@ The Opera House, Toronto
March 12, 2016
The Opera House is just another concert hall, but with a better layout than most. Same three bars aggressively surrounding the audience, but better stocked than most. It’s been a while, Opera House… I kind of like you now. Tonight the bars are lined with incredibly tall women and solemn-faced men. Tonight is a night for those with Gypsy roots, with a yearning for home and a connection to the past and the present of Eastern Europe.
There could not be a better place to witness a cacophony of horns and traditional instruments played untraditionally. I am here for “BRASH! A Badass Brass Festival,” and badass it is. The show opens with what appears to be an indoor parade, and the floor quickly goes from sparse to packed-like-sardines. This is the Detroit Party Marching Band, a 21-piece brass and percussion outfit that can slay crowds with zero amplification. Granted they have plenty of ammo due to their numbers and incredible volume, but it’s the song structure, theatrics and enthusiasm that really pulls in the crowd. The whole band would fall on the floor, playing dead as they continue to play melancholic melodies, only to build up back to life and amp their audience up to the max.
Next up comes the legendary The Shuffle Demons, best known for their late ‘80s hit “Spadina Bus.” Well they’re still at it. The demons did not disappoint, with crazy showmanship and energy, and of course, excellent horn playing. Sunglasses on, painted suits and King Tut adornment on, The Shuffle Demons did what they do best: got the room bumping with an awesome combination of funk, jazz and white-ass rap. It’s just plain fucking fun. That’s why these guys are still playing great gigs, with only one hit song that few of us remember.

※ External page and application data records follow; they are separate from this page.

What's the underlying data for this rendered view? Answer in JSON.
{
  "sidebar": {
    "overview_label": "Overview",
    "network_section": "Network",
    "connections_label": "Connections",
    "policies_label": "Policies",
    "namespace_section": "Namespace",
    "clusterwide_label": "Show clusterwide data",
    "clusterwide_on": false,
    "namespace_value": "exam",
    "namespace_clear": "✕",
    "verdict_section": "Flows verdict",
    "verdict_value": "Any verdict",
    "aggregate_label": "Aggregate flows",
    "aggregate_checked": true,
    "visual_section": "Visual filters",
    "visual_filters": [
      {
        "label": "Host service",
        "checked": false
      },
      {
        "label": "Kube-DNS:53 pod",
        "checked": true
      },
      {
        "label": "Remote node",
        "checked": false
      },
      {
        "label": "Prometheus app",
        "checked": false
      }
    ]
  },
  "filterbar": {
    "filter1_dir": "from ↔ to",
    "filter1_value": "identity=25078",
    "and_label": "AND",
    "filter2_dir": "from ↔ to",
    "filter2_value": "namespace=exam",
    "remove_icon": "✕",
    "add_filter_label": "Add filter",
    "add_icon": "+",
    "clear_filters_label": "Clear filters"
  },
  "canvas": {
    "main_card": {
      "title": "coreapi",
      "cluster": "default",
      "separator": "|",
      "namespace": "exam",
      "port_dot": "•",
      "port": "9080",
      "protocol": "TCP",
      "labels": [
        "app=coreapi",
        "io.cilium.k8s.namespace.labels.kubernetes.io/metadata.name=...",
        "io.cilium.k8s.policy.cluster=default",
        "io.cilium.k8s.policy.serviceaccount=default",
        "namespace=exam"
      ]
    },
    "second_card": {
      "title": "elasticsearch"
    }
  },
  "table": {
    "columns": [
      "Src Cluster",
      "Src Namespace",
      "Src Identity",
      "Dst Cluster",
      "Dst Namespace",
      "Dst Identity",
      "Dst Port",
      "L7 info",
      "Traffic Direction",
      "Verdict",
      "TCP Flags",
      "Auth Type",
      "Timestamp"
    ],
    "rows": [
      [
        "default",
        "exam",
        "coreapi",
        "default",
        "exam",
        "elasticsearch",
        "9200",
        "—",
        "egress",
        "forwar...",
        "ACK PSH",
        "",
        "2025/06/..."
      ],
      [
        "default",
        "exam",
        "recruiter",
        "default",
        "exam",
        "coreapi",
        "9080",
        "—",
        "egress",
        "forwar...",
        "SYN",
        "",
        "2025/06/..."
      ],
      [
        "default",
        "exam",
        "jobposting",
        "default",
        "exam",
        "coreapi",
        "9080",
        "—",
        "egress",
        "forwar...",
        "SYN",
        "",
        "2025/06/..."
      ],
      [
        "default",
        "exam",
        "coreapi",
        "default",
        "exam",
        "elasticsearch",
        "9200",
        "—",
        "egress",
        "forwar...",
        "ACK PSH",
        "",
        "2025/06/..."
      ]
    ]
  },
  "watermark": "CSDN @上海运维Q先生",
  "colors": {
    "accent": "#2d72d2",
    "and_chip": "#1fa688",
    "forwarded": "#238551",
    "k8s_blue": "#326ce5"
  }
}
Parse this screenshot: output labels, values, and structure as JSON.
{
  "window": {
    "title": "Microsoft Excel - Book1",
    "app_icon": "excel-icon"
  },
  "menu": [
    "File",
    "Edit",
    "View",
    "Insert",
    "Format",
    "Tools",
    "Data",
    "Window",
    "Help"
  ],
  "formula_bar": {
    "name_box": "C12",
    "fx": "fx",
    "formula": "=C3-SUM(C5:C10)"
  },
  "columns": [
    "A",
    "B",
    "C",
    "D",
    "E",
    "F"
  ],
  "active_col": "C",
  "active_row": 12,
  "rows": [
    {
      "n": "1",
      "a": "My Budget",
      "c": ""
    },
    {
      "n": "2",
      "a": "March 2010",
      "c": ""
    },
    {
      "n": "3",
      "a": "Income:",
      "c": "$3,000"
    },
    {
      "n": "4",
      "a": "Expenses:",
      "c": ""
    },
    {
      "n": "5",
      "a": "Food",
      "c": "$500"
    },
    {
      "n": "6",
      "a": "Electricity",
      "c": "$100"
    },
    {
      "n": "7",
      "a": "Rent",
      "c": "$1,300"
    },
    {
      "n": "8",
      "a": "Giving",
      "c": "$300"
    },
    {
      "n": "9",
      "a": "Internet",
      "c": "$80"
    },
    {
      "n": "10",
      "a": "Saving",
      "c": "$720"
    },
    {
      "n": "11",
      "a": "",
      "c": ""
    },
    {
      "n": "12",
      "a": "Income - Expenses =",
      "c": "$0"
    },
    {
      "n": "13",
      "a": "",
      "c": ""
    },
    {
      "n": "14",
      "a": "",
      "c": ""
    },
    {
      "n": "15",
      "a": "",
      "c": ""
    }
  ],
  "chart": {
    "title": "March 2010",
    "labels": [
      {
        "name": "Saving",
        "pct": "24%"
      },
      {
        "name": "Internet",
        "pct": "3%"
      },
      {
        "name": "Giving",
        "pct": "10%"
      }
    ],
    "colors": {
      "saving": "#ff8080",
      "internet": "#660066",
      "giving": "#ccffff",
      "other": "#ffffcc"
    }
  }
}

After another impressive performance from the Detroit Party Marching Band, headliners Lemon Bucket Orkestra blast into their set. A wondrous mix of accordions, marching drums and brass horns, both audience and floor oscillate with the synchronized jumping of band and audience. The gypsy beats are infectious, and give the audience the stamina of a Cossack. Although I can’t understand the language, Mark Marczyk puts across an energy and a sense of story-telling that keeps me engaged. A super-eclectic mix of Ukrainian, Russian, Serbian, Roma, Romanian, Macedonian, Hungarian, Bulgarian and sometimes Turkish; the music of Lemon Bucket Orkestra transcends language.
There is great showmanship from all members of the band, but without most of the pretentions I’ve seen in other “party” bands. Marczyk and his violin are on a mission, and the other talented members of this very large band are there to support him, as are the members of the audience. The ones who know, sing along and celebrate without holding back. The band’s arrangements are designed to take you on a journey, sometimes sad and sometimes overwhelmingly joyful, not unlike the culture and countries it originated from.
Seeing the Lemon Bucket Orkestra live is an experience to be had, and the other two bands were a fantastic addition. The Badass Brass Festival was a mission accomplished in my books, and they will be doing it again next year. If you are an enthusiastic concert-goer, you will connect with band and audience, and have an absolute blast. I asked a friend why she loves Lemon Bucket Orkestra, and her reply was “It just makes me happy!” Sometimes that’s all we need, and the Lemon Bucket Orkestra delivers.
– James Stefanuk
(Photography by James Stefanuk)